  • February 17, 1950

    Top Secret Memorandum to Comrade Joseph V. Stalin from Andrey Vyshinsky

    Vyshinsky reports to Stalin that Zhou Enlai, having considered the proposed draft of the Sino-Soviet trade agreement, has no objections. However, there remain some discrepancies between the Soviet and Chinese drafts. Vyshinsky describes these inconsistencies in detail and recounts his subsequent negotiations with Zhou.

  • March 05, 1950

    Letter, Molotov to Zhou Enlai

    Molotov thanks Zhou Enlai for the birthday wishes.

  • April 06, 1950

    Letter, Muhammad Amin Bughra, Isa Yusuf Alptekin, and Colonel Adam Sabri to Owen Lattimore

    Exiled in India, Bugrha, Alptekin, and Sabri ask Lattimore for financial and material support. They also praise Dean Acheson's January 1950 Press Club Speech.

  • May 03, 1950

    Telegram, from Filippov [Stalin] to Mao Zedong

    A message to Mao stating that Mao's requests for aviation equipment, naval equipment and consultants were received and that these requests will be met as soon as possible.

  • May 06, 1950

    Telegram from Zhou Enlai to Wang Jiaxiang

    The Chinese side is anxious for the dispatchment of advisors and ammunition that was requested from the Soviet Union, for use in aviation institute drills and for military campaigns in Dinghai, Jinmen, and Taiwan.

  • May 13, 1950

    Cable from Roshchin to Stalin, Relaying Mao's Request for Clarification on North Korea Taking Action Against South Korea

    The telegram relays a request from Mao, conveyed via Chinese Foreign Minister Zhou Enlai, seeking Stalin’s “personal clarifications” of his stand on a potential North Korean action to reunify the country. Mao sought the information after hearing a report from Kim, who had arrived that day in the Chinese capital for a secret two-day visit and clearly claimed that he had received Stalin’s blessing.

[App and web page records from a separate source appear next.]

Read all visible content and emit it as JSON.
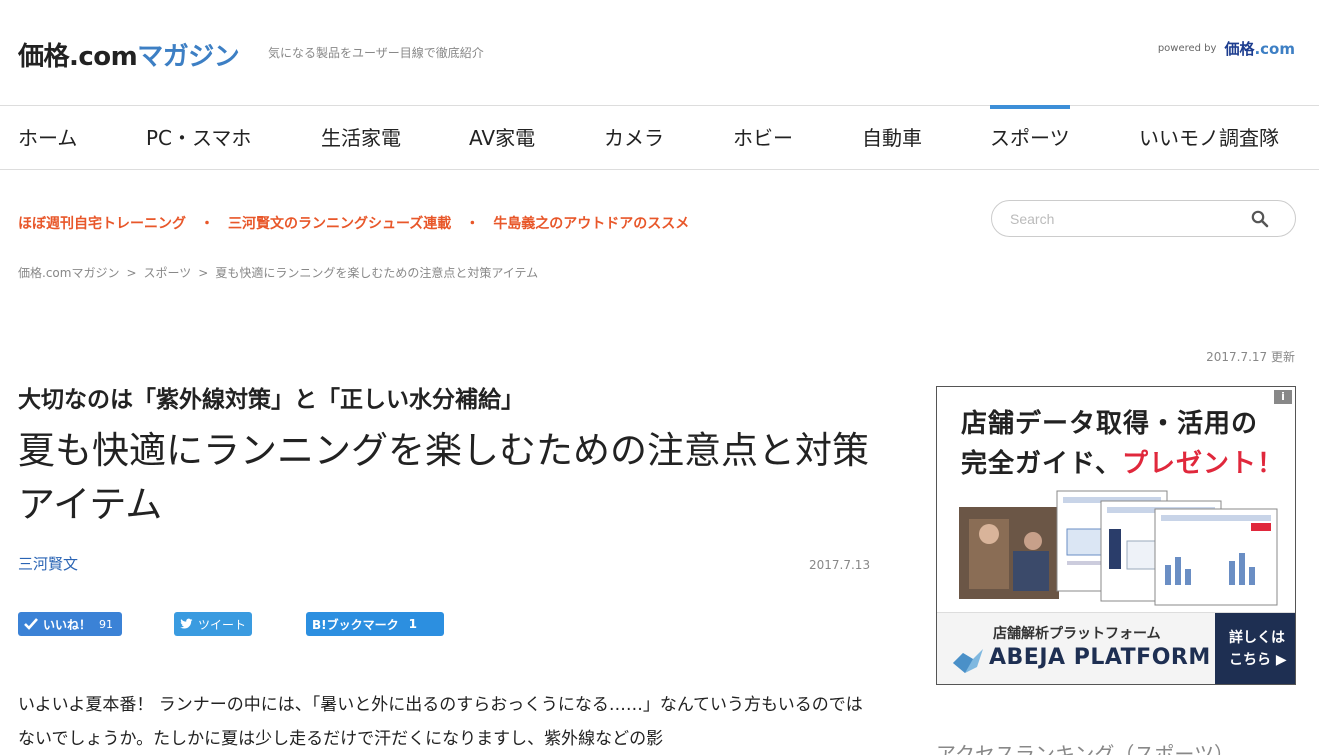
{
  "header": {
    "logo_part1": "価格.com",
    "logo_part2": "マガジン",
    "tagline": "気になる製品をユーザー目線で徹底紹介",
    "powered_by": "powered by",
    "powered_logo_part1": "価格",
    "powered_logo_part2": ".com"
  },
  "nav": {
    "items": [
      {
        "label": "ホーム"
      },
      {
        "label": "PC・スマホ"
      },
      {
        "label": "生活家電"
      },
      {
        "label": "AV家電"
      },
      {
        "label": "カメラ"
      },
      {
        "label": "ホビー"
      },
      {
        "label": "自動車"
      },
      {
        "label": "スポーツ",
        "active": true
      },
      {
        "label": "いいモノ調査隊"
      }
    ]
  },
  "subnav": {
    "links": [
      "ほぼ週刊自宅トレーニング",
      "三河賢文のランニングシューズ連載",
      "牛島義之のアウトドアのススメ"
    ],
    "separator": "・"
  },
  "search": {
    "placeholder": "Search"
  },
  "breadcrumb": {
    "items": [
      "価格.comマガジン",
      "スポーツ",
      "夏も快適にランニングを楽しむための注意点と対策アイテム"
    ],
    "separator": ">"
  },
  "updated": "2017.7.17 更新",
  "article": {
    "subtitle": "大切なのは「紫外線対策」と「正しい水分補給」",
    "title": "夏も快適にランニングを楽しむための注意点と対策アイテム",
    "author": "三河賢文",
    "date": "2017.7.13",
    "body": "いよいよ夏本番！ ランナーの中には、「暑いと外に出るのすらおっくうになる……」なんていう方もいるのではないでしょうか。たしかに夏は少し走るだけで汗だくになりますし、紫外線などの影"
  },
  "social": {
    "like_label": "いいね！",
    "like_count": "91",
    "tweet_label": "ツイート",
    "hatena_label": "B!ブックマーク",
    "hatena_count": "1"
  },
  "ad": {
    "info": "i",
    "headline1": "店舗データ取得・活用の",
    "headline2_a": "完全ガイド、",
    "headline2_b": "プレゼント！",
    "bottom_small": "店舗解析プラットフォーム",
    "bottom_brand": "ABEJA PLATFORM",
    "cta_line1": "詳しくは",
    "cta_line2": "こちら ▶",
    "accent_color": "#e0283c",
    "brand_color": "#1e2f52"
  },
  "sidebar": {
    "ranking_title": "アクセスランキング（スポーツ）"
  },
  "colors": {
    "accent_orange": "#e8572a",
    "nav_active": "#3d8fd8",
    "link_blue": "#2a64b4"
  }
}
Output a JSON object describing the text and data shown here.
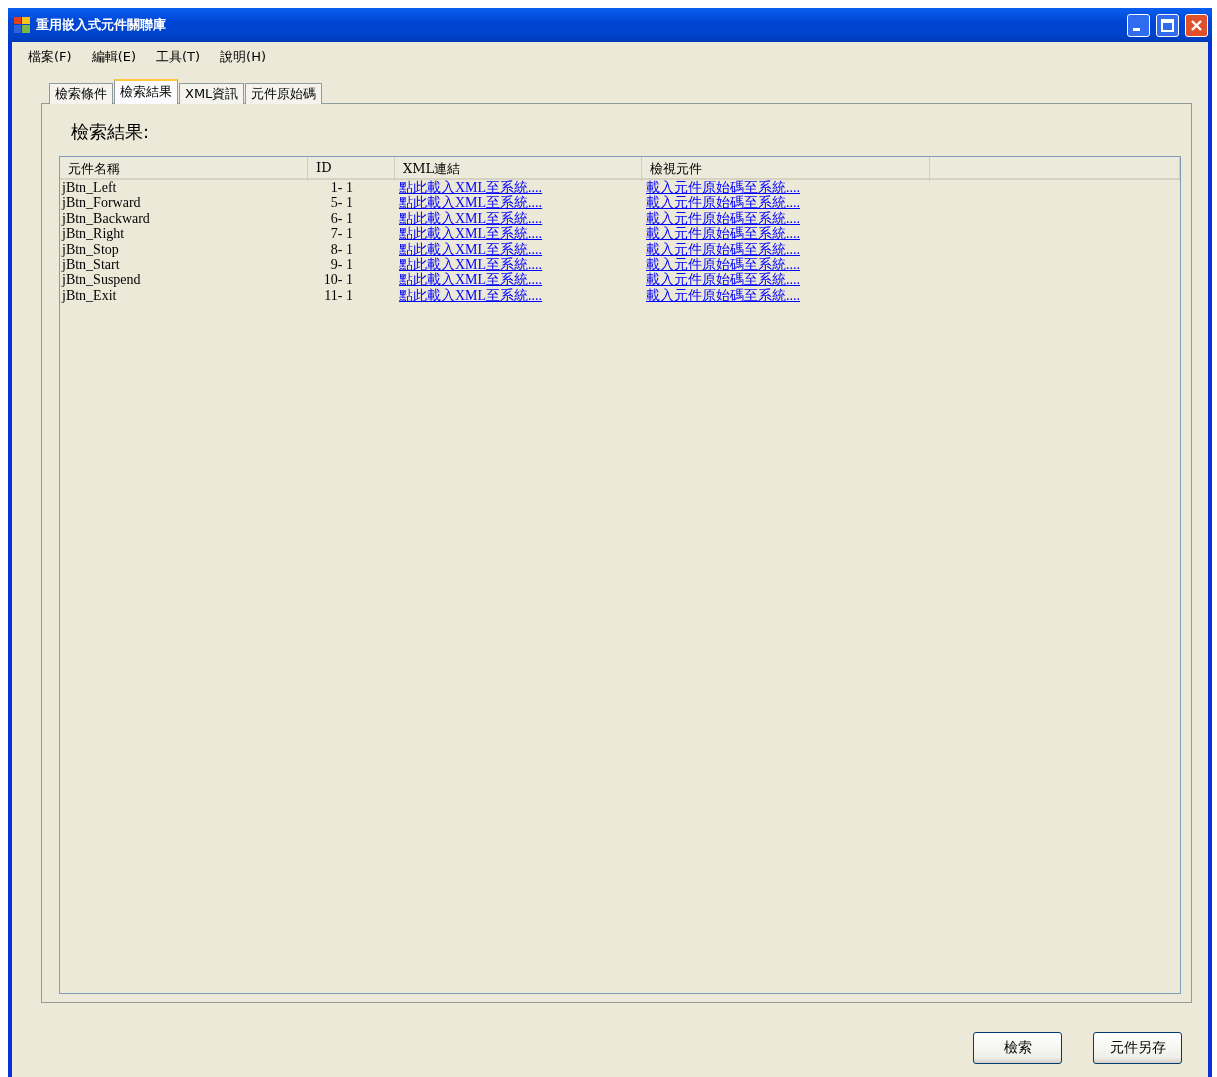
{
  "window": {
    "title": "重用嵌入式元件關聯庫"
  },
  "menu": [
    "檔案(F)",
    "編輯(E)",
    "工具(T)",
    "說明(H)"
  ],
  "tabs": [
    {
      "label": "檢索條件",
      "selected": false
    },
    {
      "label": "檢索結果",
      "selected": true
    },
    {
      "label": "XML資訊",
      "selected": false
    },
    {
      "label": "元件原始碼",
      "selected": false
    }
  ],
  "results_label": "檢索結果:",
  "table": {
    "columns": [
      "元件名稱",
      "ID",
      "XML連結",
      "檢視元件"
    ],
    "rows": [
      {
        "name": "jBtn_Left",
        "id": "1- 1",
        "xml_link": "點此載入XML至系統....",
        "view_link": "載入元件原始碼至系統...."
      },
      {
        "name": "jBtn_Forward",
        "id": "5- 1",
        "xml_link": "點此載入XML至系統....",
        "view_link": "載入元件原始碼至系統...."
      },
      {
        "name": "jBtn_Backward",
        "id": "6- 1",
        "xml_link": "點此載入XML至系統....",
        "view_link": "載入元件原始碼至系統...."
      },
      {
        "name": "jBtn_Right",
        "id": "7- 1",
        "xml_link": "點此載入XML至系統....",
        "view_link": "載入元件原始碼至系統...."
      },
      {
        "name": "jBtn_Stop",
        "id": "8- 1",
        "xml_link": "點此載入XML至系統....",
        "view_link": "載入元件原始碼至系統...."
      },
      {
        "name": "jBtn_Start",
        "id": "9- 1",
        "xml_link": "點此載入XML至系統....",
        "view_link": "載入元件原始碼至系統...."
      },
      {
        "name": "jBtn_Suspend",
        "id": "10- 1",
        "xml_link": "點此載入XML至系統....",
        "view_link": "載入元件原始碼至系統...."
      },
      {
        "name": "jBtn_Exit",
        "id": "11- 1",
        "xml_link": "點此載入XML至系統....",
        "view_link": "載入元件原始碼至系統...."
      }
    ]
  },
  "buttons": [
    "檢索",
    "元件另存"
  ]
}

  • May 13, 1950

    Telegram from Zhou Enlai to Nikolai Bulganin

    Zhou Enlai presses Moscow to accelerate the dispatchment of requested equipment and personnel by the specified deadline so that the Chinese air force and navy can prepare for the military campaign to seize Zhoushan Island.

  • May 14, 1950

    Ciphered Telegram No. 8600 from Vyshinsky to the Soviet Embassy in Peking

    The cable contains Stalin’s personal response to Mao's 13 May telegram. Using the code-name “Filippov,” Stalin confirms his agreement with the North Korean proposal to “move toward reunification,” contingent on Beijing’s assent.

  • May 16, 1950

    Telegram from Filippov (Stalin) to Mao Zedong via the Soviet ambassador

    Stalin notifies Mao Zedong that he believes the signing of a treaty pact between China and North Korea should only come after Korean reunification.